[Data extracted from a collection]
* * * * * * * * *

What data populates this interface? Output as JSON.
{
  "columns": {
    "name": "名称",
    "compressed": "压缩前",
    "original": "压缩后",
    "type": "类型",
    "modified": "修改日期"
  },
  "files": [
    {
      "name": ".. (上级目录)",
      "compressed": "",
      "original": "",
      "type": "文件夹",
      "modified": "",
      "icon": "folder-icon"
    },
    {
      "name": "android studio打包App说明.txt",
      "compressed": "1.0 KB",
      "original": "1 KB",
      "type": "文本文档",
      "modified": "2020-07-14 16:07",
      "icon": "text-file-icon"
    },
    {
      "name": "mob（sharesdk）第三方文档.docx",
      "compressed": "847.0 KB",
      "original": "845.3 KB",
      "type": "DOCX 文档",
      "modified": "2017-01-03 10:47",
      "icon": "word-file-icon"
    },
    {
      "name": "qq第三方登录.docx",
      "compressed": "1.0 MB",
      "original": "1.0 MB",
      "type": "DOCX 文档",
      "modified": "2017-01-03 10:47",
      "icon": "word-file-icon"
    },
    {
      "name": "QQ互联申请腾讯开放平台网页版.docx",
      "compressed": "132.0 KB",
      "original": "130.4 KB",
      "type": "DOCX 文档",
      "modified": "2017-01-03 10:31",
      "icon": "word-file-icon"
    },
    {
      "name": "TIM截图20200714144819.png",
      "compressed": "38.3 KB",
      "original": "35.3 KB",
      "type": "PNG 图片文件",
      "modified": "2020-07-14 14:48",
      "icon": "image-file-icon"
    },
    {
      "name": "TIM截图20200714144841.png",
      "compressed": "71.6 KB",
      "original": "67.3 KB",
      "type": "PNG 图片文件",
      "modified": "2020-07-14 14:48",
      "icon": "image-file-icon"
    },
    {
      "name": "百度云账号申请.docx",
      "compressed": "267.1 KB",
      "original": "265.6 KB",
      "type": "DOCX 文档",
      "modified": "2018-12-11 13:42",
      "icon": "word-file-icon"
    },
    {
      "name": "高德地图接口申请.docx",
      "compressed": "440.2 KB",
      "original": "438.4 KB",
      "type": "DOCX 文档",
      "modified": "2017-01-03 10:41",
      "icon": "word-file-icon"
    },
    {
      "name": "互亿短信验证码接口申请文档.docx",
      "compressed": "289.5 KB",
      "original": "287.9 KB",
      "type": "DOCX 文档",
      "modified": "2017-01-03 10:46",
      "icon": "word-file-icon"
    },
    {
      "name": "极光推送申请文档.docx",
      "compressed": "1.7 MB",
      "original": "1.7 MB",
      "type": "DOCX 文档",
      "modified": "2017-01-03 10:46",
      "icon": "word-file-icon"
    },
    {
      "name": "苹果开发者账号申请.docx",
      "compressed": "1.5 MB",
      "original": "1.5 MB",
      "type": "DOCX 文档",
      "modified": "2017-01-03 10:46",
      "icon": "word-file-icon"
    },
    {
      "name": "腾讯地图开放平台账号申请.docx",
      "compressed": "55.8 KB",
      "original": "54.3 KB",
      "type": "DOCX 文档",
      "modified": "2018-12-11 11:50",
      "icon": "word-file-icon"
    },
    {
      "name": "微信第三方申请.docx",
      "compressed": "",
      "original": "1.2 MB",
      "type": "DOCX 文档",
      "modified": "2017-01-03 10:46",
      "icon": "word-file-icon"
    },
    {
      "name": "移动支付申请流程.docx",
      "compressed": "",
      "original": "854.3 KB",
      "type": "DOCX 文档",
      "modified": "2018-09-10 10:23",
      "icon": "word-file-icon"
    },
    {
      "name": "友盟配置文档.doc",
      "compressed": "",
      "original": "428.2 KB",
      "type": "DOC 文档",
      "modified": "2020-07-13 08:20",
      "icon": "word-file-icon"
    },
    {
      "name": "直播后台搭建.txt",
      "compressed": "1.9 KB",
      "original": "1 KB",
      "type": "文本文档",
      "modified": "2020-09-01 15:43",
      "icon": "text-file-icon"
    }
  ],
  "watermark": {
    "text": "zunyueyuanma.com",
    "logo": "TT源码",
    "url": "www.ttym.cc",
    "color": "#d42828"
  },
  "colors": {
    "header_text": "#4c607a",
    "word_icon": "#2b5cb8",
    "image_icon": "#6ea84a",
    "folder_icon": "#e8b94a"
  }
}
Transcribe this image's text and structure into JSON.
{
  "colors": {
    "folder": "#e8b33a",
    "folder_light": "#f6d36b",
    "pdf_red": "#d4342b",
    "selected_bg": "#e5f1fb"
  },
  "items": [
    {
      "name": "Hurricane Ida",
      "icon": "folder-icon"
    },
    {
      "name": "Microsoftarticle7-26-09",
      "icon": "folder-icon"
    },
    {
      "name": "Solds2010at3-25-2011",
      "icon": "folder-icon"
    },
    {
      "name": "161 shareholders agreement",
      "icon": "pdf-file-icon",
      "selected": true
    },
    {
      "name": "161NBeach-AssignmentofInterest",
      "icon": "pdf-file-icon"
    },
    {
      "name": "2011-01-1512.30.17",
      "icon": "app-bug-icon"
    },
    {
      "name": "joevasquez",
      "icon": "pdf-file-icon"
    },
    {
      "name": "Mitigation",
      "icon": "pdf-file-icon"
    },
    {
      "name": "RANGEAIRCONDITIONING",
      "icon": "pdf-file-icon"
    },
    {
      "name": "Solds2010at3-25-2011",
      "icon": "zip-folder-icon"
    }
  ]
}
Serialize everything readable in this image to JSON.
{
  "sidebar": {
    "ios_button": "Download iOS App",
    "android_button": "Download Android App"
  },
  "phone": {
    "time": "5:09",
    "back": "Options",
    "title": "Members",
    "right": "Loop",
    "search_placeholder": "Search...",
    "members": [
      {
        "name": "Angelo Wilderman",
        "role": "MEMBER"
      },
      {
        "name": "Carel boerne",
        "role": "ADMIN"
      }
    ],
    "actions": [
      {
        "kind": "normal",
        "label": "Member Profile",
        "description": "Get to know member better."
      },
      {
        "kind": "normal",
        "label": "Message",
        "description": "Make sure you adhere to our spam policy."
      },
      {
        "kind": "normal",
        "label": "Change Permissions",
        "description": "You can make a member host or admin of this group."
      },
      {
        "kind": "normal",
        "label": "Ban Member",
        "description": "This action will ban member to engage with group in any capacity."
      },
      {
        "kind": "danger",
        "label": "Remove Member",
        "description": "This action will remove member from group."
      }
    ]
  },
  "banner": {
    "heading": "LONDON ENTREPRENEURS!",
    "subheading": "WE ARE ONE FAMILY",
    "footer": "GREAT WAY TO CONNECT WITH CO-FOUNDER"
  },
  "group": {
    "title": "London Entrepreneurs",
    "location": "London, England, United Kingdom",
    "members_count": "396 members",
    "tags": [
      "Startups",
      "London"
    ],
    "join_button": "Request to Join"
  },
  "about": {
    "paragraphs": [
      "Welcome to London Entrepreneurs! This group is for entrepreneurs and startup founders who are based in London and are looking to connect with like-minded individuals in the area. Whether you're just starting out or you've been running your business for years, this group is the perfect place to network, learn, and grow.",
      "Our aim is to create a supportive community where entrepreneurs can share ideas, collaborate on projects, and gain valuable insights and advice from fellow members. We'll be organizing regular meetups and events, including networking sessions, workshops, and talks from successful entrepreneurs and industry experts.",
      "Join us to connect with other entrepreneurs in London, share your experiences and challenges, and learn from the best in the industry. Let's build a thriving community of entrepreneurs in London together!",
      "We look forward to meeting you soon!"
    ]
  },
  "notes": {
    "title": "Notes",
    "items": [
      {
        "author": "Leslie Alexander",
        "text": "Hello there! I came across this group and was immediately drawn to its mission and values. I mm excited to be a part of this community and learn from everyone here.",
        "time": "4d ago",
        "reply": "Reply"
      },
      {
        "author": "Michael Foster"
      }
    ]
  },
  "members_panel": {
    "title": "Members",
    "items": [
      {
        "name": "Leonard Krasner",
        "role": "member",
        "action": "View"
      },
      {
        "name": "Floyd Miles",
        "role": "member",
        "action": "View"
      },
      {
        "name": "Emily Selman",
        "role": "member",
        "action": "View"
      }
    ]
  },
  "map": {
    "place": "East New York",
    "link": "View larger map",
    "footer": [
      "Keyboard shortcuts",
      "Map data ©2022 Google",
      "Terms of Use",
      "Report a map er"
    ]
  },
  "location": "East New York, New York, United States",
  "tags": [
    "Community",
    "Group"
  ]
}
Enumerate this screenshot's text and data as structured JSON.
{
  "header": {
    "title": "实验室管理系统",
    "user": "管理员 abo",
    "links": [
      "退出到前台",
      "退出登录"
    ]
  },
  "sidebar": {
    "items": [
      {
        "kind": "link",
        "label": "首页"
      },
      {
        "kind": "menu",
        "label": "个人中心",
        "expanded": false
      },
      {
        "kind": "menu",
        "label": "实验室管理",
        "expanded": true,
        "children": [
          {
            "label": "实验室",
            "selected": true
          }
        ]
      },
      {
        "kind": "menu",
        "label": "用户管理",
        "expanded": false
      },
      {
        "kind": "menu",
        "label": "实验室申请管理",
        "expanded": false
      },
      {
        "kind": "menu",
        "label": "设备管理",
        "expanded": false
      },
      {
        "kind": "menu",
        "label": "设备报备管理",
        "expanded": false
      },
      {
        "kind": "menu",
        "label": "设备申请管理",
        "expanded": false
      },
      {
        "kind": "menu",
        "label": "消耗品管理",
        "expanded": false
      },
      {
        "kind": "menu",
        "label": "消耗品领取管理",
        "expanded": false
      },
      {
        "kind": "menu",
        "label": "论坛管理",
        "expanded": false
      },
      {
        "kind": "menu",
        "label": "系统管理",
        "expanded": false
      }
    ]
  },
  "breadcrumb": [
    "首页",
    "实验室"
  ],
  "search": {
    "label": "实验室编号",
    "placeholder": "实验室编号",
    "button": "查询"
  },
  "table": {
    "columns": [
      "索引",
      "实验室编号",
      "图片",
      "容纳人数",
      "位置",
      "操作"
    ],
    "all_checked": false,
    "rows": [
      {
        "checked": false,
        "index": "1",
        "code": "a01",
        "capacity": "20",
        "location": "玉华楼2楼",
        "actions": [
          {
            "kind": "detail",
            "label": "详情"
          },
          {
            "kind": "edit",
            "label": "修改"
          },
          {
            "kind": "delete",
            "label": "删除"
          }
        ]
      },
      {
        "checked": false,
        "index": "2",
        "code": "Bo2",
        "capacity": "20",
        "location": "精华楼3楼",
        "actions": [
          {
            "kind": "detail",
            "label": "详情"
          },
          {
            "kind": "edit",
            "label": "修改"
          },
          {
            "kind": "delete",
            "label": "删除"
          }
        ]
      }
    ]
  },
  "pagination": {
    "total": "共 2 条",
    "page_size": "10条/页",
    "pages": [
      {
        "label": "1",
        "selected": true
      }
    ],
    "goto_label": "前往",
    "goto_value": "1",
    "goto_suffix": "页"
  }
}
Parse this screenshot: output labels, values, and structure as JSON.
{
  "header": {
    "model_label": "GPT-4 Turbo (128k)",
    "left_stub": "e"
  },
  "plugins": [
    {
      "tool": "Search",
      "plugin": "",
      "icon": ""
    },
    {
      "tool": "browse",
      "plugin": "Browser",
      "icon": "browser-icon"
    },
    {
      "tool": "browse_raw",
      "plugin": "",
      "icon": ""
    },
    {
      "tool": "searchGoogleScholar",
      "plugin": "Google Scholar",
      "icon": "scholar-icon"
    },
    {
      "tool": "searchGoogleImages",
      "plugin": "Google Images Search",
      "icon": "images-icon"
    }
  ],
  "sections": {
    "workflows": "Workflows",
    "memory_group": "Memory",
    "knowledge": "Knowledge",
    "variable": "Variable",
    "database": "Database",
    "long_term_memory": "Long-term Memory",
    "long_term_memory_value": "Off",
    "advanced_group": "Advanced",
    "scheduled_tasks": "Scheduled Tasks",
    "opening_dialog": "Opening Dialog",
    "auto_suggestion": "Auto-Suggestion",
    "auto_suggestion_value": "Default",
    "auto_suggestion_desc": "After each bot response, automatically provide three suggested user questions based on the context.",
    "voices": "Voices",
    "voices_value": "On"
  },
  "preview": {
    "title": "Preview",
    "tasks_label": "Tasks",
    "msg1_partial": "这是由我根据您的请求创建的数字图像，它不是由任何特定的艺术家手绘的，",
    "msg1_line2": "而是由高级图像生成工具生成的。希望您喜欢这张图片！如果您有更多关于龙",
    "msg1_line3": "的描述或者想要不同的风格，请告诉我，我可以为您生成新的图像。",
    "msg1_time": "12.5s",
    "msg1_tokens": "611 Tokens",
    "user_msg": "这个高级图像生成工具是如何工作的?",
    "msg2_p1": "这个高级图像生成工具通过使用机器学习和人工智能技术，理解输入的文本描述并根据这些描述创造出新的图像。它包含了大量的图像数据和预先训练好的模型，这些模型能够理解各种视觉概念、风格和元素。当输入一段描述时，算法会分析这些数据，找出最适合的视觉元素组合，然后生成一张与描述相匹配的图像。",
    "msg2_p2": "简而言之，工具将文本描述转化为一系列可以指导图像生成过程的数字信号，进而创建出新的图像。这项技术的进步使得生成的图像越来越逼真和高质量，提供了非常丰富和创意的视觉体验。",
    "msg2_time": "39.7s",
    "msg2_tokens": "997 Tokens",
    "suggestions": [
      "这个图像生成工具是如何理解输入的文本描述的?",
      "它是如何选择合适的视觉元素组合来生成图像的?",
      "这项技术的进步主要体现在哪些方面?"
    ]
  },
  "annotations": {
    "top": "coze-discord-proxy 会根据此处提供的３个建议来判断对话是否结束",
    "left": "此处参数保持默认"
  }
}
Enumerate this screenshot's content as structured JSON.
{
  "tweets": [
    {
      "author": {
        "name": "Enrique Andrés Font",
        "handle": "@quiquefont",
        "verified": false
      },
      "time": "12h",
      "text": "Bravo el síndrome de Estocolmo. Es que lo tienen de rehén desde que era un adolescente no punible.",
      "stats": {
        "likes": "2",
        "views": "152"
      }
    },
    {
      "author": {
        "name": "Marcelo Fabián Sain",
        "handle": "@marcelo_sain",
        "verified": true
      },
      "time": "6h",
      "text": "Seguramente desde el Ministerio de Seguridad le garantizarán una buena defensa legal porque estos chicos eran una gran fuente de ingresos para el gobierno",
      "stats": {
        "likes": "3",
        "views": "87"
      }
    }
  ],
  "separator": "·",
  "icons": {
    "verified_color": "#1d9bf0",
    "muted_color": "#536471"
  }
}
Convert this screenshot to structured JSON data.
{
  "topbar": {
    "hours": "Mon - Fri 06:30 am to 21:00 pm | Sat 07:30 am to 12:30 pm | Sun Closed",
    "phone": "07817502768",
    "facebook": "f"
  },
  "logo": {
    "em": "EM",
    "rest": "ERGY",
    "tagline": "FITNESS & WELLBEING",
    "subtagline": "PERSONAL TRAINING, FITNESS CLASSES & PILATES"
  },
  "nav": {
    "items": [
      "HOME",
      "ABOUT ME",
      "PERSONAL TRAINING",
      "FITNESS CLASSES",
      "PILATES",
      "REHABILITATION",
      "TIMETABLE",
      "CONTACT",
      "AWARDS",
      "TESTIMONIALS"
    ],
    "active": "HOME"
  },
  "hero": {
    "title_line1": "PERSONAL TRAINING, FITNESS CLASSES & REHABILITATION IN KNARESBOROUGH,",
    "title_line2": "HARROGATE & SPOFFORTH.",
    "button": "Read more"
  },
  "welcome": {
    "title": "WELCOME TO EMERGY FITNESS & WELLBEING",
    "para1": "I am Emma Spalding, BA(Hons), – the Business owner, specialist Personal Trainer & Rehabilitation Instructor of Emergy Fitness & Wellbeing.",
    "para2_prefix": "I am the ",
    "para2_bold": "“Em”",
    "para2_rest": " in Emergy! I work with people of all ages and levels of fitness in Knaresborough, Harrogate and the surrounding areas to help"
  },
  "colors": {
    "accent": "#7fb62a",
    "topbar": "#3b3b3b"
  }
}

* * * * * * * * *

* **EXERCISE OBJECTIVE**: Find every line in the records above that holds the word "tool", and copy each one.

* **WRITTEN SOLUTION**:
      "tool": "Search",
      "tool": "browse",
      "tool": "browse_raw",
      "tool": "searchGoogleScholar",
      "tool": "searchGoogleImages",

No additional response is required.